Those of us who work for ourselves--who've created our own jobs--can take advantage of the Affordable Care Act (which was a brilliant job-creation bill) and grant ourselves time off as we need it. For teachers and nurses and police officers and firefighters and skilled craftspeople--not to mention retail and service and healthcare workers who need advocacy more than most--organizing is one way employers and employees can work together to be sure hard work is valued and recognized.

It'll be great if we can one day live in a world where all work--including the work of parenting and caregiving--were justly valued and fairly compensated, and where we all enjoy healthcare, paid time off, guaranteed retirement income, and the other rewards of hard work. Until then, happy day of remembering that unions built the American middle class and the 40-hour workweek. And don't forget to vote.

Thursday, August 16, 2018

Make it up as we go along

I have a habit that's developed over the past two weeks: Since I need to wait at least a half-hour between taking the pill for my mysterious new medical condition and drinking my morning coffee, I fetch my phone--which I try to leave outside the bedroom; I usually sleep better that way--and listen to SPACE 101 in bed for a while.

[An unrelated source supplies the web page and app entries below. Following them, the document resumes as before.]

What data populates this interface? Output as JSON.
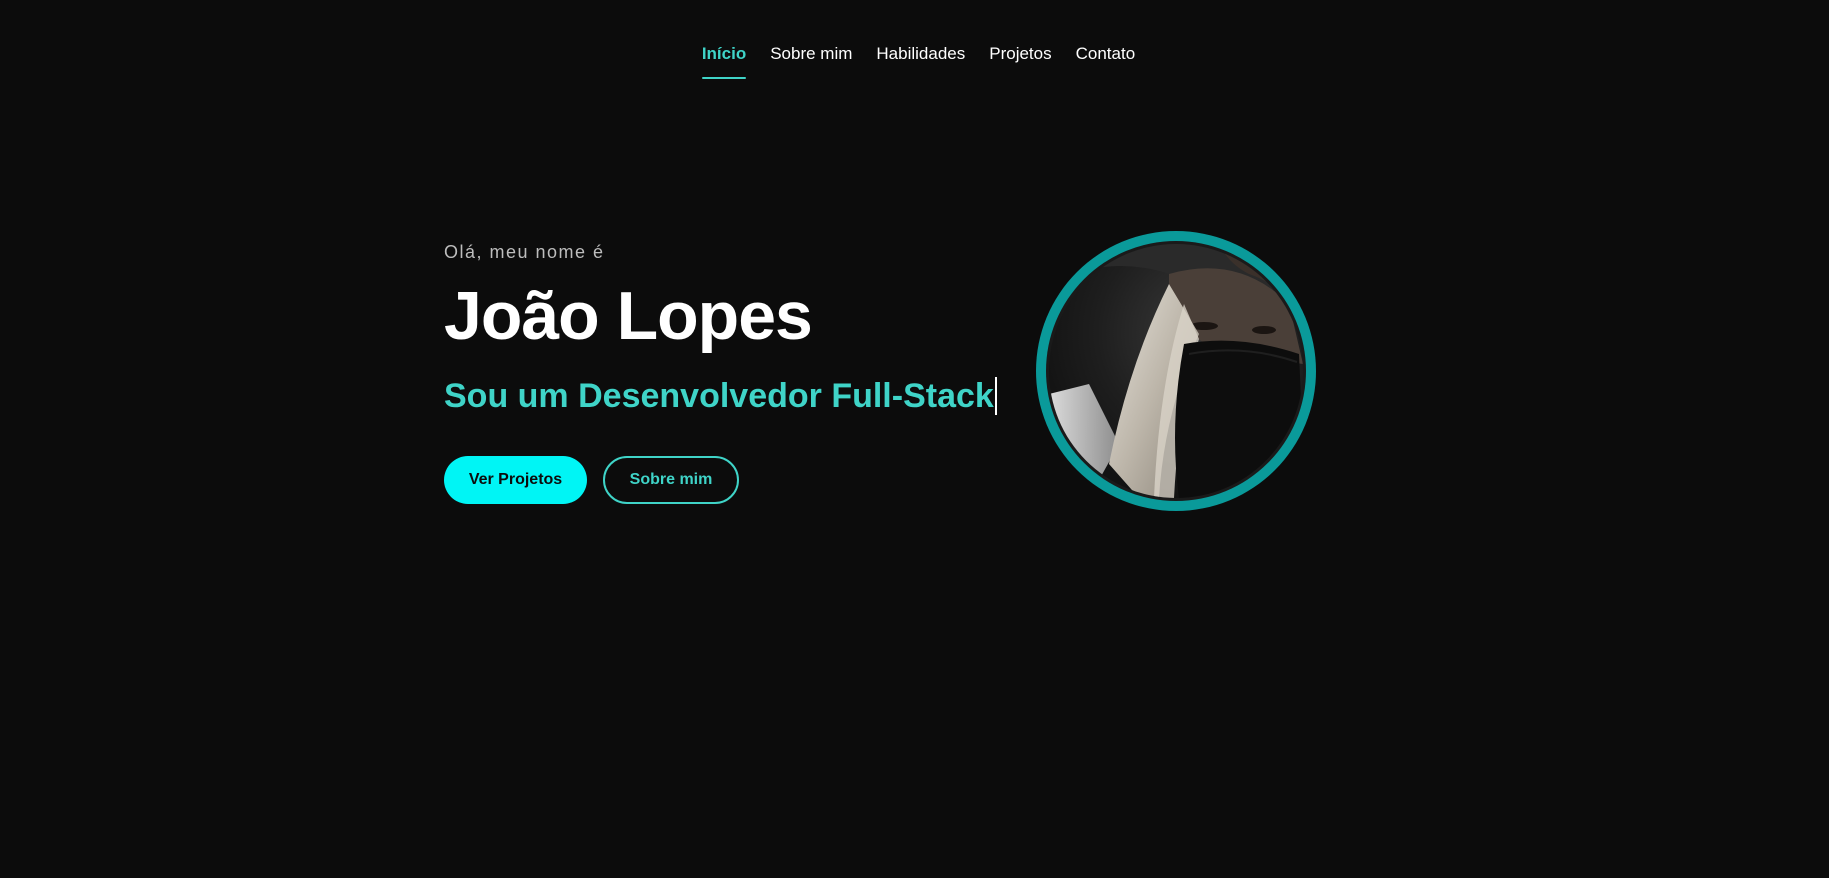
{
  "nav": {
    "items": [
      {
        "label": "Início",
        "active": true
      },
      {
        "label": "Sobre mim",
        "active": false
      },
      {
        "label": "Habilidades",
        "active": false
      },
      {
        "label": "Projetos",
        "active": false
      },
      {
        "label": "Contato",
        "active": false
      }
    ]
  },
  "hero": {
    "greeting": "Olá, meu nome é",
    "name": "João Lopes",
    "role": "Sou um Desenvolvedor Full-Stack",
    "primary_button": "Ver Projetos",
    "secondary_button": "Sobre mim"
  },
  "colors": {
    "background": "#0c0c0c",
    "accent": "#3fd4c8",
    "primary_button": "#00f5f5",
    "avatar_ring": "#0a9a9a"
  }
}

It's a low-power Seattle radio station that my husband helped launch during the year before he died.

Often, I'll hear Tom's voice lingering on in station IDs. Always, I'll hear his music: the thousands of inspired, eclectic tracks he programmed for the times of day when there's no one live on the air. This morning, I heard R.E.M.'s "Driver 8" and "40 Years in the Wilderness" by Bruce Cockburn, "Festina" by Thomas Bartlett and Nico Muhly, "Call the Police" by LCD Soundsystem, and "Blue Juice" by Jimmy McGriff.

The random automation occasionally drops a heart bomb. "This Must be the Place" has been a favorite song of mine for decades, and I remember playing the Talking Heads' track as the highly symbolic first song I listened to in a few new apartments over the years, from small-town Ohio in my 20s to Oakland, California, in my 50s. This summer, when I heard it a few days after Tom died--again, early in the morning on SPACE, knowing he'd programmed it--I knew it had been ruined for me forever, if ruining a song means that tears will start flowing whenever I hear it from now on, and that those tears will be sad and welcome at the same time.

I gave it a good go this morning. Maybe I'll try to sing along, I thought. I sat up, got out of bed, choked out a few phrases as I pulled the shades open and poured my coffee. I made it most of the way, but I had dissolved into tears by the time David Byrne sang "Did I find you or you find me?"

In his excellent book The Wild Edge of Sorrow, Francis Weller describes the intersection of joy and grief, which William Blake summed up as "the deeper the sorrow, the greater the joy." "On my visit to Africa, I remarked to one woman that she had a lot of joy," Weller writes. "Her response stunned me: 'That's because I cry a lot.'" She wasn't happy because she worked a lot or shopped a lot or watched a lot of TV, but because she cried a lot.

I am crying a lot. Some days go by with no tears, but it's better when I cry. I am hopeful that however and whenever and wherever the tears come, they will wash away whatever silt has built up in my bloodstream and organs and pores over the past few months--that music can heal me, cover up the blank spots, and eventually let me find the next place I'm meant to be.

Listen to SPACE 101fm